Australian businessman missing in Thailand

Bangkok: Australian businessman Nathan Hansford is the second long-time expatriate resident of Thailand to be declared missing amid concern they may have been targeted by criminals.

Canadian journalist and screenwriter Dave Walker, 58, who has lived in Thailand for more than 20 years, has not been seen since leaving a guest house in the Cambodian town of Siem Reap on February 14.

Mr Hansford’s failure to contact his family since leaving his home in a gated suburb in Bangkok on January 31 has alarmed Australian business people in Bangkok.

The Australian-Thai Chamber of Commerce has appealed for information and posted his photograph on the internet.

Relatives were flying to Bangkok on Tuesday. They are concerned because although Mr Nathan travels regularly, he always kept in contact with family and friends.

His Thai mobile phone has been disconnected and he has not been using emails or social media.


Security guards logged his departure in a taxi from the Bangkok suburb of Thungkru, saying he was travelling to Mo Chit in central Bangkok.

There were anti-government protests in Bangkok that day. But foreigners have not been targeted in the protests and if a foreigner had come to harm it would almost certainly have been noticed and reported to authorities.

Educated at the University of Canberra, Mr Hansford is a debt management specialist who has worked in many developing nations including East Timor and Cambodia. One of his latest contracts was with the Asian Development Bank.

Mr Hansford's wife is from Thailand and he moved to the country from Canberra in 2004.

Australian embassy officials, who handle consular matters for Canadians under an agreement with Ottawa, are investigating Mr Walker’s disappearance after he left the Green Village Angkor guest house in Siem Reap, telling a maid he would return shortly.

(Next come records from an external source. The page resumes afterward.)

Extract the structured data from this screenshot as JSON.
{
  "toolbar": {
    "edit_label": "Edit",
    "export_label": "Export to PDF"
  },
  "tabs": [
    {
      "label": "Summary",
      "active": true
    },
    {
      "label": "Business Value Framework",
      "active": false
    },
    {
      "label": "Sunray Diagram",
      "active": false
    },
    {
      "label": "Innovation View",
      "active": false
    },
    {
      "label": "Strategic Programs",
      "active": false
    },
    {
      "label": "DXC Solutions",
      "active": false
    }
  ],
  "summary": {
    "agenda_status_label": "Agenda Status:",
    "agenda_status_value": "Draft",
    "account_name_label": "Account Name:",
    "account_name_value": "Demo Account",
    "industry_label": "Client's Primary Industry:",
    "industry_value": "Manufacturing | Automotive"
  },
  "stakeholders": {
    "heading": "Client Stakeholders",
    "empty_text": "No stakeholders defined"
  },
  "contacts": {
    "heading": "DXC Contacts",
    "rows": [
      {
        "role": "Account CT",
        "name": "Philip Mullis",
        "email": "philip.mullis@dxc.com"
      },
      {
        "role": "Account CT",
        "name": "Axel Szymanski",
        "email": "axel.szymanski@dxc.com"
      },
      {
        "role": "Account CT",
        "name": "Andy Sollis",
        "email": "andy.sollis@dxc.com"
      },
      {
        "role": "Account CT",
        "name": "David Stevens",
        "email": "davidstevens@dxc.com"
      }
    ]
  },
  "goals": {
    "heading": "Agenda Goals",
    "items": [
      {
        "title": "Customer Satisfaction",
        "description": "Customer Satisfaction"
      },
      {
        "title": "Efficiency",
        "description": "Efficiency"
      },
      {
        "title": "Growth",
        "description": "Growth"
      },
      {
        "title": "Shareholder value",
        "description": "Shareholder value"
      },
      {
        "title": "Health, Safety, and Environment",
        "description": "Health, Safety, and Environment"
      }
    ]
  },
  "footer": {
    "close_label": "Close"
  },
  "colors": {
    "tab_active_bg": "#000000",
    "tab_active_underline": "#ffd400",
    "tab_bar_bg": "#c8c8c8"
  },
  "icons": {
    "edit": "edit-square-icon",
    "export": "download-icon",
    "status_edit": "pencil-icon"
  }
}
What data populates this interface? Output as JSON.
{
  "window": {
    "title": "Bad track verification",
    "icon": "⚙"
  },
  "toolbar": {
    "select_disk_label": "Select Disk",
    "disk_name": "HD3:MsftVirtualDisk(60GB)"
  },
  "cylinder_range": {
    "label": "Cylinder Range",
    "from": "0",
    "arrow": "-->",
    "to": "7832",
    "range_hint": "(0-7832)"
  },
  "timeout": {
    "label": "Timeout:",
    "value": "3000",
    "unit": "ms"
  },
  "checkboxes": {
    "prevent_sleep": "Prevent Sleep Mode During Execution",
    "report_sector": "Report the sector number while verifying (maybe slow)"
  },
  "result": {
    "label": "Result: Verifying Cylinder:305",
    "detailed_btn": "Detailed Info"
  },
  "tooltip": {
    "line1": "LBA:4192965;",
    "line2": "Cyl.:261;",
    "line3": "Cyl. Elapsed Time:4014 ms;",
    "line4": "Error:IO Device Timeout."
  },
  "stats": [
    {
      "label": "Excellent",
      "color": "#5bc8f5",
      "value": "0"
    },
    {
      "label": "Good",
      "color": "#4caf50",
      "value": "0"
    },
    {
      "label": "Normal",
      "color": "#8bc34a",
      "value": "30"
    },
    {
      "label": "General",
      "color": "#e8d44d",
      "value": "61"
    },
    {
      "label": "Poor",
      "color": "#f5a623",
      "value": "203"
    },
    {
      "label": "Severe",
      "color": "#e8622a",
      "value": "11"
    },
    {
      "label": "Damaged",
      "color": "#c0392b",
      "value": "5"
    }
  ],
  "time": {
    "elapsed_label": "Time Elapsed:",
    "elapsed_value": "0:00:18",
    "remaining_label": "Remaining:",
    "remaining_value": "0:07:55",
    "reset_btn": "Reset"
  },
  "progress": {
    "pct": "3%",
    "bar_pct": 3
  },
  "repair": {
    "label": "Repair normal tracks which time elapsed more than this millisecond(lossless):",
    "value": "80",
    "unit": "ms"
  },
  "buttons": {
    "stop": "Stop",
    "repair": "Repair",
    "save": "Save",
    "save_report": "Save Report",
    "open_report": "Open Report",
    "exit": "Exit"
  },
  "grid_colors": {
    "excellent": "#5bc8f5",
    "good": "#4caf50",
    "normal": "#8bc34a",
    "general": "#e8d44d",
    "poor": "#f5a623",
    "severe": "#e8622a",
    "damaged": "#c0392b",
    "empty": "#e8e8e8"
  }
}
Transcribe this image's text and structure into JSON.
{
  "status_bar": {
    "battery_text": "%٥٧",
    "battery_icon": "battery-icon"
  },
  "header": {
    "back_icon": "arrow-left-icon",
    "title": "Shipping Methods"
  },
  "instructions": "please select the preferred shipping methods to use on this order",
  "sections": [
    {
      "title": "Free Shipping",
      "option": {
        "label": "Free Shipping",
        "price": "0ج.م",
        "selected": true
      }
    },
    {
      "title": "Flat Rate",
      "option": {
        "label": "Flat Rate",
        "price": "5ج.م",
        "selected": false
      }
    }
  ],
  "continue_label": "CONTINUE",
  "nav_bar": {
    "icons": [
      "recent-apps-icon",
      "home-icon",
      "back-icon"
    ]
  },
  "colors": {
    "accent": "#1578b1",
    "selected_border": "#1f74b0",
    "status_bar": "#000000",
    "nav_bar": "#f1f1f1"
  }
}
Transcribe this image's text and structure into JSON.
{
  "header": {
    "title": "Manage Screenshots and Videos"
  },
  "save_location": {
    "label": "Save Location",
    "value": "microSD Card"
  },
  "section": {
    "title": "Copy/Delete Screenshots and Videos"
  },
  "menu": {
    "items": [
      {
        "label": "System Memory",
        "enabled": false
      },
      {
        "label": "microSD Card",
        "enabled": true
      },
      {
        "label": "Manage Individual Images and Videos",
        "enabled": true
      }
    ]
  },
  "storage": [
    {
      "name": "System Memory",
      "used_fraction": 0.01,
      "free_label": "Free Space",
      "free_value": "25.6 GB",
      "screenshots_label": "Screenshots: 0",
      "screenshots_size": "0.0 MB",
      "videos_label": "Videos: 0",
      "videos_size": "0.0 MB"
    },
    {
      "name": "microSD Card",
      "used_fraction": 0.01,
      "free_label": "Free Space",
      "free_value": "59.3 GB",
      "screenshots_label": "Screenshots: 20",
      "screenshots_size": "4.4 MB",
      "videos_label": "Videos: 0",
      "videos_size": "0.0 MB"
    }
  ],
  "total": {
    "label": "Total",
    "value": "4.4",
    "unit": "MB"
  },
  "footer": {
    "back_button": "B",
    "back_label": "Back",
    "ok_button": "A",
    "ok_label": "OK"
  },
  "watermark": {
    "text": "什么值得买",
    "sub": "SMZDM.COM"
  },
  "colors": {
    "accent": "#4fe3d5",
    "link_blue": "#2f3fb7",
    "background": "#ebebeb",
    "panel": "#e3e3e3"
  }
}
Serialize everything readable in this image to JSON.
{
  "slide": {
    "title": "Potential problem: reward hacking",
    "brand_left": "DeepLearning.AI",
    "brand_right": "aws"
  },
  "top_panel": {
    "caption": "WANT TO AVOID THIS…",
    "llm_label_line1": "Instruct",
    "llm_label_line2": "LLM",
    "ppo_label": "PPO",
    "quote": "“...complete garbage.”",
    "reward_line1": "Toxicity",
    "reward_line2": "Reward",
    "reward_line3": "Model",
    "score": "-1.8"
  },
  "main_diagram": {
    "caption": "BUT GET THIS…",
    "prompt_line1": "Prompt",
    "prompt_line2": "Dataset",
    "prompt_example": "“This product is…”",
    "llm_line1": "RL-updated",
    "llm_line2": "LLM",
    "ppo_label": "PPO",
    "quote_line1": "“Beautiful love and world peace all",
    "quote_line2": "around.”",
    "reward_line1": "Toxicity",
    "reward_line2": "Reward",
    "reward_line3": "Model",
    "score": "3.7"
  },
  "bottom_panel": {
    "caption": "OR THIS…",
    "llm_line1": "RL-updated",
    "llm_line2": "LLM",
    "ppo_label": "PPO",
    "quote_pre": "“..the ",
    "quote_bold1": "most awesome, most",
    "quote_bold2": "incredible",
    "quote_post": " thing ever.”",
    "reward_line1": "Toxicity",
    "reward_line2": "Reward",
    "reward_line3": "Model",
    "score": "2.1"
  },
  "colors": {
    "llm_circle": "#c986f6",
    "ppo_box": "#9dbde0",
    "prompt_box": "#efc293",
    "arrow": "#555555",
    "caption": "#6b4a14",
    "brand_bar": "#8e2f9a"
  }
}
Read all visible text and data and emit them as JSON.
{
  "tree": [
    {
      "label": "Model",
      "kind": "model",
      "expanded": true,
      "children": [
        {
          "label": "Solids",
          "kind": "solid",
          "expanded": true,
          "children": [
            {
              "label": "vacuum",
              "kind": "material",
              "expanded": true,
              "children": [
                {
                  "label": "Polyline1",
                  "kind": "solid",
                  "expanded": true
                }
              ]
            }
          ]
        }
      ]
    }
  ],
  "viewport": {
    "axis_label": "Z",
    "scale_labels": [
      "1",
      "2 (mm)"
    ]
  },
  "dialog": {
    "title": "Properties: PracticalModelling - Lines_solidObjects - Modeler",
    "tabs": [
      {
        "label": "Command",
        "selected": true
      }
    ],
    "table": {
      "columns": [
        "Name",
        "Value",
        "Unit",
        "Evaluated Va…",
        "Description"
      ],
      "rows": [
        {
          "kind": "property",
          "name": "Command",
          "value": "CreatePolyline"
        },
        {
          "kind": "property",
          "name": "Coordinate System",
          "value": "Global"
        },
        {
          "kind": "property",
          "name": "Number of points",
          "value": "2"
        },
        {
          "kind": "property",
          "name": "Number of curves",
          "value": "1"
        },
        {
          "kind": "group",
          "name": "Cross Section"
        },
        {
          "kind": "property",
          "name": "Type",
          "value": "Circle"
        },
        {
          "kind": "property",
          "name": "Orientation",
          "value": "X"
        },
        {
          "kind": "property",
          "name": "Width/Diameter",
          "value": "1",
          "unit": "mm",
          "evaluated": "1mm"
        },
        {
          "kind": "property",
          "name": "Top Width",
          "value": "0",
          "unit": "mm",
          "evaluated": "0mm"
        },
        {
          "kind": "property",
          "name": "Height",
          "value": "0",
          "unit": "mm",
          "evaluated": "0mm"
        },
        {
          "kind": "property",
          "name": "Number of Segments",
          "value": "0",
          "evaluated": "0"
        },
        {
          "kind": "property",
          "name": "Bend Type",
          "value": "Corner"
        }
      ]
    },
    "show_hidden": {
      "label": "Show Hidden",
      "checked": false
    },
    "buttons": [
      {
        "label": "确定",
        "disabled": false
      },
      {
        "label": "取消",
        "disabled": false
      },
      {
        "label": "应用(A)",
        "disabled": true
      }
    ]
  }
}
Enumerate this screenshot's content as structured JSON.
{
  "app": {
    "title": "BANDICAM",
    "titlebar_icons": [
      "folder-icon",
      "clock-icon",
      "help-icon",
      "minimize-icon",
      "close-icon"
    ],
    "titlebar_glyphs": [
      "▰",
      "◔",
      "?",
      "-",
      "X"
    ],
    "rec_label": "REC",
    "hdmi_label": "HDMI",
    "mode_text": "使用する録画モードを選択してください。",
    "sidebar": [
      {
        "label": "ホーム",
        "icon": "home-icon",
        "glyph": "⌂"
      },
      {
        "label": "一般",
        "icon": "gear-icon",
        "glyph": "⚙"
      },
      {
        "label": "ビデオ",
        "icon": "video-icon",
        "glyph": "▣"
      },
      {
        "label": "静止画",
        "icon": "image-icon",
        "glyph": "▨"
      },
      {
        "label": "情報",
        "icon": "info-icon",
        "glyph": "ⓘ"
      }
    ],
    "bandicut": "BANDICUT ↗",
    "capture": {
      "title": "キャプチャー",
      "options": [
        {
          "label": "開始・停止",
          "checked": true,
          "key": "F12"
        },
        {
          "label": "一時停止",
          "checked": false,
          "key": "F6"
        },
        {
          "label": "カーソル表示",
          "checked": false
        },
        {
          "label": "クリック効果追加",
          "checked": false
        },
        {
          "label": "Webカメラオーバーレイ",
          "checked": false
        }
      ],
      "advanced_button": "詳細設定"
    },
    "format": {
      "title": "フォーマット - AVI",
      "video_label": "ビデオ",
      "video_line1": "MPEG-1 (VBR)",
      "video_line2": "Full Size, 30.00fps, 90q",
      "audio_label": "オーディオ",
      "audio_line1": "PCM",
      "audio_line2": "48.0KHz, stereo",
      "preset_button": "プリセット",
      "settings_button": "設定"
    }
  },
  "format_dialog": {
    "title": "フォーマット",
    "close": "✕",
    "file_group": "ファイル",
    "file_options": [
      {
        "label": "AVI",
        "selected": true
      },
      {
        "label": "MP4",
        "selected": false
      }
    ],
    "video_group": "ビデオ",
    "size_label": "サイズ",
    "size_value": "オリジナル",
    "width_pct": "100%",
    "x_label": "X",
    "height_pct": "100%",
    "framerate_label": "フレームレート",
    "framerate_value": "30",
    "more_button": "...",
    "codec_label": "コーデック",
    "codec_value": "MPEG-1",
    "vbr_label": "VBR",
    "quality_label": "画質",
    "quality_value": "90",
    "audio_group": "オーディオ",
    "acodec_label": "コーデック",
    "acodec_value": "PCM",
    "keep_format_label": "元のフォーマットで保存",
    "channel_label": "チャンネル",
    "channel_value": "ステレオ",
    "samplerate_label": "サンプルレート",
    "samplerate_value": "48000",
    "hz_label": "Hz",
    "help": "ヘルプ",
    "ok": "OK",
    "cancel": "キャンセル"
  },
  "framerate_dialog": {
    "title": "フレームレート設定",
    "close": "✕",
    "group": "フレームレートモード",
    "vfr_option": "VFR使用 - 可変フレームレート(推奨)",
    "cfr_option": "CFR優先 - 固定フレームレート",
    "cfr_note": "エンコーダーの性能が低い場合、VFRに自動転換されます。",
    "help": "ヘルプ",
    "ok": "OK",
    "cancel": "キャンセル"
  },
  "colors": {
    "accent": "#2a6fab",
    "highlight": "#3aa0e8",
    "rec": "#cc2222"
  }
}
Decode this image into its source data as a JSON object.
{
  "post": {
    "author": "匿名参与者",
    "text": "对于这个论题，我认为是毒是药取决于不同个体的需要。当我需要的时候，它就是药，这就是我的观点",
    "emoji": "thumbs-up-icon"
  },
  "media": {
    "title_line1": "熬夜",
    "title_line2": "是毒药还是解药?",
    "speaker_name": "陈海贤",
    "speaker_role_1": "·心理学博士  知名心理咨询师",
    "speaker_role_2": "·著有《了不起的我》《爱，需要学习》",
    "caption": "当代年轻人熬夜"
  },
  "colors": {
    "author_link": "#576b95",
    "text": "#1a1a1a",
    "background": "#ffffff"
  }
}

He left behind his passport, mobile telephone, computer and other belongings.

Mr Walker was working on a movie on the Khmer Rouge, the Cambodian regime responsible for the deaths of an estimated 1.7 million people in the 1970s.

Social media campaigns are under way to try to find both men.